“The president has done a good thing by his political commitment but at the technical level, there is no direction on UHC. The president’s speech conflicts tax funding and insurance approach to the programme,” KMPDU secretary general Ouma Oluga said.
Oluga said more health workers must be employed to drive the rollout.
He said the programme should be used to test viable public-private partnerships in the provision of health services.
He said focusing on community health volunteers will make many people flock to hospitals.
“Demand for services will go up by 50 per cent, so efforts must be made to improve the number and quality of health workers. You will need more doctors and clinical officers to deliver the services,” Oluga said.
During the launch, Uhuru directed that the National Hospital Insurance Fund be restructured to support the programme. The directive means all publicly funded insurance pools will be collapsed into one.
Doctors supported the move. “So many counties that bought private schemes, parastatals and some civil servants must begin the discussion to collapse into one entity,” Oluga said.
Residents of the four piloting counties will use their UHC cards to access services. The services those of emergency, child health,maternal, mental, infectious disease management, non-communicable disease management, inpatient and outpatient and community health services.
Health CS Sicily Kariuki praised the president for prioritising the achievement of UHC, saying it will lead to transformation of Kenya by 2022.
UHC is one of Uhuru’s Big Four agenda that also includes food security, manufacturing and housing.
“Universal health coverage is essential in addressing our national challenges and will go a long way in achieving the core principle of the Vision 2030 agenda,” Sicily said.
The vision wants “no one is left behind” in terms of development.
World Health Organization boss Dr Tedros Adhanom pledged to support Kenya’s journey towards UHC, saying health lays the foundation for sustainable development.

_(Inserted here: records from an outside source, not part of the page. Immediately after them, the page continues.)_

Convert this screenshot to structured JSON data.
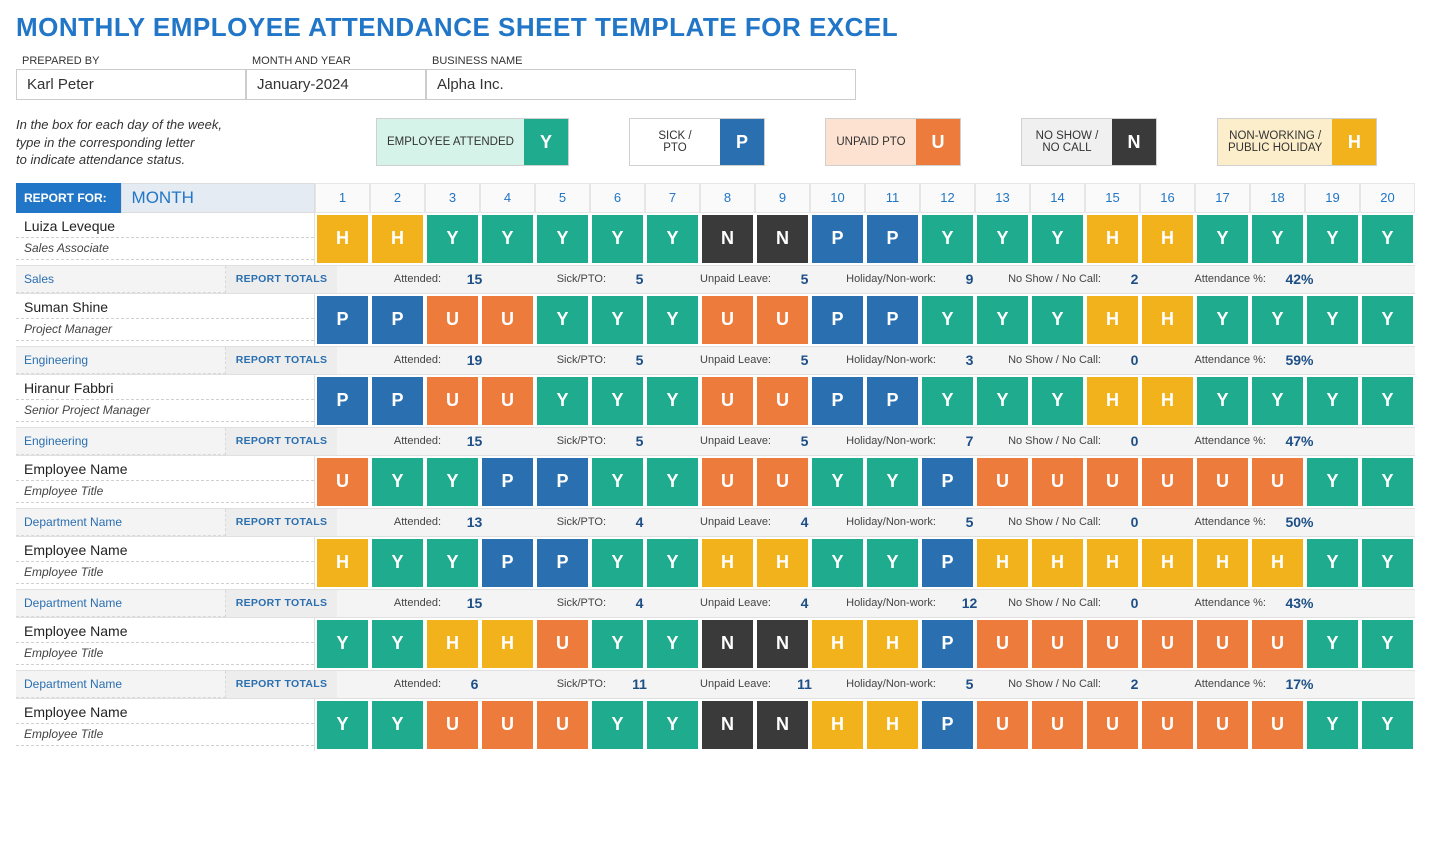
{
  "title": "MONTHLY EMPLOYEE ATTENDANCE SHEET TEMPLATE FOR EXCEL",
  "meta": {
    "prepared_by_label": "PREPARED BY",
    "prepared_by": "Karl Peter",
    "month_year_label": "MONTH AND YEAR",
    "month_year": "January-2024",
    "business_label": "BUSINESS NAME",
    "business": "Alpha Inc."
  },
  "legend": {
    "note_l1": "In the box for each day of the week,",
    "note_l2": "type in the corresponding letter",
    "note_l3": "to indicate attendance status.",
    "items": [
      {
        "label": "EMPLOYEE ATTENDED",
        "code": "Y"
      },
      {
        "label": "SICK / PTO",
        "code": "P"
      },
      {
        "label": "UNPAID PTO",
        "code": "U"
      },
      {
        "label": "NO SHOW / NO CALL",
        "code": "N"
      },
      {
        "label": "NON-WORKING / PUBLIC HOLIDAY",
        "code": "H"
      }
    ]
  },
  "report": {
    "for_label": "REPORT FOR:",
    "month_label": "MONTH",
    "days_shown": 20,
    "totals_label": "REPORT TOTALS",
    "stat_labels": {
      "attended": "Attended:",
      "sick": "Sick/PTO:",
      "unpaid": "Unpaid Leave:",
      "holiday": "Holiday/Non-work:",
      "noshow": "No Show / No Call:",
      "attpct": "Attendance %:"
    }
  },
  "employees": [
    {
      "name": "Luiza Leveque",
      "title": "Sales Associate",
      "dept": "Sales",
      "days": [
        "H",
        "H",
        "Y",
        "Y",
        "Y",
        "Y",
        "Y",
        "N",
        "N",
        "P",
        "P",
        "Y",
        "Y",
        "Y",
        "H",
        "H",
        "Y",
        "Y",
        "Y",
        "Y"
      ],
      "totals": {
        "attended": "15",
        "sick": "5",
        "unpaid": "5",
        "holiday": "9",
        "noshow": "2",
        "attpct": "42%"
      }
    },
    {
      "name": "Suman Shine",
      "title": "Project Manager",
      "dept": "Engineering",
      "days": [
        "P",
        "P",
        "U",
        "U",
        "Y",
        "Y",
        "Y",
        "U",
        "U",
        "P",
        "P",
        "Y",
        "Y",
        "Y",
        "H",
        "H",
        "Y",
        "Y",
        "Y",
        "Y"
      ],
      "totals": {
        "attended": "19",
        "sick": "5",
        "unpaid": "5",
        "holiday": "3",
        "noshow": "0",
        "attpct": "59%"
      }
    },
    {
      "name": "Hiranur Fabbri",
      "title": "Senior Project Manager",
      "dept": "Engineering",
      "days": [
        "P",
        "P",
        "U",
        "U",
        "Y",
        "Y",
        "Y",
        "U",
        "U",
        "P",
        "P",
        "Y",
        "Y",
        "Y",
        "H",
        "H",
        "Y",
        "Y",
        "Y",
        "Y"
      ],
      "totals": {
        "attended": "15",
        "sick": "5",
        "unpaid": "5",
        "holiday": "7",
        "noshow": "0",
        "attpct": "47%"
      }
    },
    {
      "name": "Employee Name",
      "title": "Employee Title",
      "dept": "Department Name",
      "days": [
        "U",
        "Y",
        "Y",
        "P",
        "P",
        "Y",
        "Y",
        "U",
        "U",
        "Y",
        "Y",
        "P",
        "U",
        "U",
        "U",
        "U",
        "U",
        "U",
        "Y",
        "Y"
      ],
      "totals": {
        "attended": "13",
        "sick": "4",
        "unpaid": "4",
        "holiday": "5",
        "noshow": "0",
        "attpct": "50%"
      }
    },
    {
      "name": "Employee Name",
      "title": "Employee Title",
      "dept": "Department Name",
      "days": [
        "H",
        "Y",
        "Y",
        "P",
        "P",
        "Y",
        "Y",
        "H",
        "H",
        "Y",
        "Y",
        "P",
        "H",
        "H",
        "H",
        "H",
        "H",
        "H",
        "Y",
        "Y"
      ],
      "totals": {
        "attended": "15",
        "sick": "4",
        "unpaid": "4",
        "holiday": "12",
        "noshow": "0",
        "attpct": "43%"
      }
    },
    {
      "name": "Employee Name",
      "title": "Employee Title",
      "dept": "Department Name",
      "days": [
        "Y",
        "Y",
        "H",
        "H",
        "U",
        "Y",
        "Y",
        "N",
        "N",
        "H",
        "H",
        "P",
        "U",
        "U",
        "U",
        "U",
        "U",
        "U",
        "Y",
        "Y"
      ],
      "totals": {
        "attended": "6",
        "sick": "11",
        "unpaid": "11",
        "holiday": "5",
        "noshow": "2",
        "attpct": "17%"
      }
    },
    {
      "name": "Employee Name",
      "title": "Employee Title",
      "dept": "",
      "days": [
        "Y",
        "Y",
        "U",
        "U",
        "U",
        "Y",
        "Y",
        "N",
        "N",
        "H",
        "H",
        "P",
        "U",
        "U",
        "U",
        "U",
        "U",
        "U",
        "Y",
        "Y"
      ],
      "totals": null
    }
  ]
}
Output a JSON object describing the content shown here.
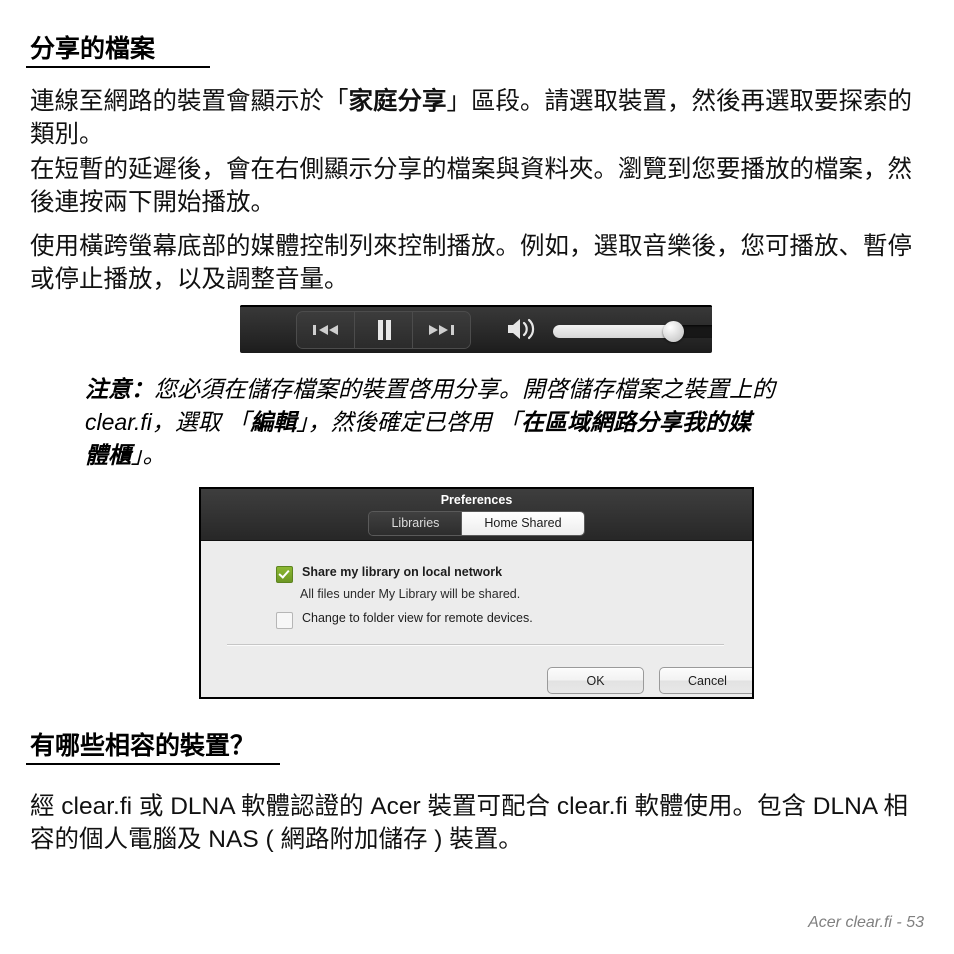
{
  "document": {
    "heading_1": "分享的檔案",
    "paragraphs": [
      {
        "id": "p1",
        "runs": [
          {
            "text": "連線至網路的裝置會顯示於「",
            "bold": false
          },
          {
            "text": "家庭分享",
            "bold": true
          },
          {
            "text": "」區段。請選取裝置，然後再選取要探索的類別。",
            "bold": false
          }
        ],
        "plain": "連線至網路的裝置會顯示於「家庭分享」區段。請選取裝置，然後再選取要探索的類別。"
      },
      {
        "id": "p2",
        "plain": "在短暫的延遲後，會在右側顯示分享的檔案與資料夾。瀏覽到您要播放的檔案，然後連按兩下開始播放。"
      },
      {
        "id": "p3",
        "plain": "使用橫跨螢幕底部的媒體控制列來控制播放。例如，選取音樂後，您可播放、暫停或停止播放，以及調整音量。"
      }
    ],
    "note": {
      "label": "注意：",
      "line1": "您必須在儲存檔案的裝置啓用分享。開啓儲存檔案之裝置上的",
      "line2_a": "clear.fi，選取 「",
      "line2_b": "編輯",
      "line2_c": "」，然後確定已啓用 「",
      "line2_d": "在區域網路分享我的媒",
      "line3_a": "體櫃",
      "line3_b": "」。"
    },
    "heading_2": "有哪些相容的裝置？",
    "paragraph_4": "經 clear.fi 或 DLNA 軟體認證的 Acer 裝置可配合 clear.fi 軟體使用。包含 DLNA 相容的個人電腦及 NAS ( 網路附加儲存 ) 裝置。",
    "footer": "Acer clear.fi -  53"
  },
  "media_bar": {
    "buttons": [
      {
        "name": "previous-track-button",
        "icon": "previous-icon"
      },
      {
        "name": "pause-button",
        "icon": "pause-icon"
      },
      {
        "name": "next-track-button",
        "icon": "next-icon"
      }
    ],
    "volume": {
      "icon": "volume-icon",
      "level_percent": 70
    }
  },
  "preferences_dialog": {
    "title": "Preferences",
    "tabs": [
      {
        "label": "Libraries",
        "active": false
      },
      {
        "label": "Home Shared",
        "active": true
      }
    ],
    "options": [
      {
        "label": "Share my library on local network",
        "checked": true,
        "description": "All files under My Library will be shared."
      },
      {
        "label": "Change to folder view for remote devices.",
        "checked": false
      }
    ],
    "buttons": [
      {
        "label": "OK",
        "name": "ok-button"
      },
      {
        "label": "Cancel",
        "name": "cancel-button"
      }
    ]
  },
  "colors": {
    "page_background": "#ffffff",
    "text": "#111111",
    "footer_text": "#808080",
    "dialog_body": "#ececec",
    "dialog_header": "#333333",
    "checkbox_green": "#7da62b",
    "media_bar": "#2b2b2b"
  }
}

The lessons learnt will inform countrywide scale up. Uhuru said the programme will be anchored in primary healthcare. Most the funds will go into strengthening dispensaries and health centres. He said the counties will be engaged in strengthening of health systems.
Uhuru said the government has focused on removal of user fees in hospitals since he took office in 2013. “Access to quality primary healthcare can address 80 per cent of ones health needs by focusing on preventative and promotive health interventions,” he said.